* _Task item_:
The count of lines with the string "buttons" in the material is all that should be returned.

* _Source records_:

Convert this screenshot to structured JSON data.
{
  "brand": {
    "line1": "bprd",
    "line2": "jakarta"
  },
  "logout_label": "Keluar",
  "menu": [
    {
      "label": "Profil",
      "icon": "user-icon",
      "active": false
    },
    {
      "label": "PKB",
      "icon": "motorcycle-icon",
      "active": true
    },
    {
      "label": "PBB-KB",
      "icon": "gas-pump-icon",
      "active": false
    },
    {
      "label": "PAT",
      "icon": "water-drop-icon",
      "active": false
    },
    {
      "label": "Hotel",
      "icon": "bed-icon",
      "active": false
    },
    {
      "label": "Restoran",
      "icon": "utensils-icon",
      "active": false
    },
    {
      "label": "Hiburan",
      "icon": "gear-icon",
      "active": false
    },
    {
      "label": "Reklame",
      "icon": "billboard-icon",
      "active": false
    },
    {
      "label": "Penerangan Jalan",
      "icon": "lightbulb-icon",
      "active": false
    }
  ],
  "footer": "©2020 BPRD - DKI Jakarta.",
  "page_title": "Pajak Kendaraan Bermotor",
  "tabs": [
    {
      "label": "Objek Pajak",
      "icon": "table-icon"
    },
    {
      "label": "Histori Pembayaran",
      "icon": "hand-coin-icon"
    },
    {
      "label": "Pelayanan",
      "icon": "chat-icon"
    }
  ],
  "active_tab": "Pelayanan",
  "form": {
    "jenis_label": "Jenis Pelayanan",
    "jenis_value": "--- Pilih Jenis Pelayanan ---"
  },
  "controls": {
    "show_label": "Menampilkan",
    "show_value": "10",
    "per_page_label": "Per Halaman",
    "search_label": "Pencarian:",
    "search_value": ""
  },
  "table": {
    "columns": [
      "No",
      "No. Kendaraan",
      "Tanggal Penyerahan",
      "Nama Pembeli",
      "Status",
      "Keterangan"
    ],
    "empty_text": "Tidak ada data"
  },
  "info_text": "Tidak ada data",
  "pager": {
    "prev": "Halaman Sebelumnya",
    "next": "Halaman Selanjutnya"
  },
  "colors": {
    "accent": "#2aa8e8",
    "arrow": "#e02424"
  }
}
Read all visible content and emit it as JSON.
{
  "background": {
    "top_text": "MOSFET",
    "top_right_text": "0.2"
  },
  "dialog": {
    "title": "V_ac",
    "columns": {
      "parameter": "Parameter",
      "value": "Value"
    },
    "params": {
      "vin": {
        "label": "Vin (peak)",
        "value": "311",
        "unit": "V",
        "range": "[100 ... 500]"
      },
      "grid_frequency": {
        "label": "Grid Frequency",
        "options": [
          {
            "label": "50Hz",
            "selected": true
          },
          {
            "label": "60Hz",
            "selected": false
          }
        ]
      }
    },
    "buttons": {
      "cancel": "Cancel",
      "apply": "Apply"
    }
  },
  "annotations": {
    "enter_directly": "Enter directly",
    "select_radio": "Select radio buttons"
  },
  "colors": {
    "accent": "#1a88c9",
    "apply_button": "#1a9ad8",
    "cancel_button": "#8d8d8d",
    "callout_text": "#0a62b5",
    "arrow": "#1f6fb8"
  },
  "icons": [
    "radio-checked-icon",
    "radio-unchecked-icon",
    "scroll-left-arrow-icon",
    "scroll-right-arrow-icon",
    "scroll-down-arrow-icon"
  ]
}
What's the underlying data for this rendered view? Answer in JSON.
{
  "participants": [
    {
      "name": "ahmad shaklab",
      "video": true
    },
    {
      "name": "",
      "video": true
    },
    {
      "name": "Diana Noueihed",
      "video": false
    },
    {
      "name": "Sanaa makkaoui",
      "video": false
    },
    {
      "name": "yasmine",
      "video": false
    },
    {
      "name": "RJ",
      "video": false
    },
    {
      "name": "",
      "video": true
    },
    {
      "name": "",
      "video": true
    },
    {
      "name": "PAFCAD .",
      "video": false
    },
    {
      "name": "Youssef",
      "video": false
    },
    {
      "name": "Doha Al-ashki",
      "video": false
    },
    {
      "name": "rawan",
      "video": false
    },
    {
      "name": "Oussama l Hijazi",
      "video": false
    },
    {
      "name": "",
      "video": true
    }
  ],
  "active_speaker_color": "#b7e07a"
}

* _Response box_:
2